ABOUT THIS EXERCISE:
All of the entries should be returned without a single change.

★ ★ ★ ★

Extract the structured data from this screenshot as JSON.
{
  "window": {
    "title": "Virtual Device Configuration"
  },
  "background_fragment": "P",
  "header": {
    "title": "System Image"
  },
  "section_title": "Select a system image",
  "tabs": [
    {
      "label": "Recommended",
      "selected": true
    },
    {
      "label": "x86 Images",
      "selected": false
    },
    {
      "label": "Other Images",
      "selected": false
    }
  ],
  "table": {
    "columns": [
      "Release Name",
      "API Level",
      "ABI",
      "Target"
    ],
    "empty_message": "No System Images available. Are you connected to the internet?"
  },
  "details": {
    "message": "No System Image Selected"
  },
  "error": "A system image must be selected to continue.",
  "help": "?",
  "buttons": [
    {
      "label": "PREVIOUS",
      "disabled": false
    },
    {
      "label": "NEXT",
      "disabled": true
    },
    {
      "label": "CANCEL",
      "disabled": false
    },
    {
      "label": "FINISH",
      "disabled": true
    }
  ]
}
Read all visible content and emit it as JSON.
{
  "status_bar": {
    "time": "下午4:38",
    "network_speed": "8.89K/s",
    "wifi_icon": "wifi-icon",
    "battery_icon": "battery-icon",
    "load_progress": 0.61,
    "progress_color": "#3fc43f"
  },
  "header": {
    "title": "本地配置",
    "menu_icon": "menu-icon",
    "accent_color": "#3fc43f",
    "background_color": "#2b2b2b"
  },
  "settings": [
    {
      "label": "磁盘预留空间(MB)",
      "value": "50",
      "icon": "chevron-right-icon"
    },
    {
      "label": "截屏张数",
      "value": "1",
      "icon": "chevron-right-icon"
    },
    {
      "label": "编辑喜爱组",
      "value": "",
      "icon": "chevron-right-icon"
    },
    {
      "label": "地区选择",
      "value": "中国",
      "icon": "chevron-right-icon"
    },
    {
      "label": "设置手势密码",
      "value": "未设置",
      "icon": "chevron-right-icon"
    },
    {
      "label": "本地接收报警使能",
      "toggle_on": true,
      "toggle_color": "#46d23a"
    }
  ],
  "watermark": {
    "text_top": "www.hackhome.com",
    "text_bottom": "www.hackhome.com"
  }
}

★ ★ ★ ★

WRITTEN SOLUTION:
Extract the structured data from this screenshot as JSON.
{
  "window": {
    "title": "Virtual Device Configuration"
  },
  "background_fragment": "P",
  "header": {
    "title": "System Image"
  },
  "section_title": "Select a system image",
  "tabs": [
    {
      "label": "Recommended",
      "selected": true
    },
    {
      "label": "x86 Images",
      "selected": false
    },
    {
      "label": "Other Images",
      "selected": false
    }
  ],
  "table": {
    "columns": [
      "Release Name",
      "API Level",
      "ABI",
      "Target"
    ],
    "empty_message": "No System Images available. Are you connected to the internet?"
  },
  "details": {
    "message": "No System Image Selected"
  },
  "error": "A system image must be selected to continue.",
  "help": "?",
  "buttons": [
    {
      "label": "PREVIOUS",
      "disabled": false
    },
    {
      "label": "NEXT",
      "disabled": true
    },
    {
      "label": "CANCEL",
      "disabled": false
    },
    {
      "label": "FINISH",
      "disabled": true
    }
  ]
}
Read all visible content and emit it as JSON.
{
  "status_bar": {
    "time": "下午4:38",
    "network_speed": "8.89K/s",
    "wifi_icon": "wifi-icon",
    "battery_icon": "battery-icon",
    "load_progress": 0.61,
    "progress_color": "#3fc43f"
  },
  "header": {
    "title": "本地配置",
    "menu_icon": "menu-icon",
    "accent_color": "#3fc43f",
    "background_color": "#2b2b2b"
  },
  "settings": [
    {
      "label": "磁盘预留空间(MB)",
      "value": "50",
      "icon": "chevron-right-icon"
    },
    {
      "label": "截屏张数",
      "value": "1",
      "icon": "chevron-right-icon"
    },
    {
      "label": "编辑喜爱组",
      "value": "",
      "icon": "chevron-right-icon"
    },
    {
      "label": "地区选择",
      "value": "中国",
      "icon": "chevron-right-icon"
    },
    {
      "label": "设置手势密码",
      "value": "未设置",
      "icon": "chevron-right-icon"
    },
    {
      "label": "本地接收报警使能",
      "toggle_on": true,
      "toggle_color": "#46d23a"
    }
  ],
  "watermark": {
    "text_top": "www.hackhome.com",
    "text_bottom": "www.hackhome.com"
  }
}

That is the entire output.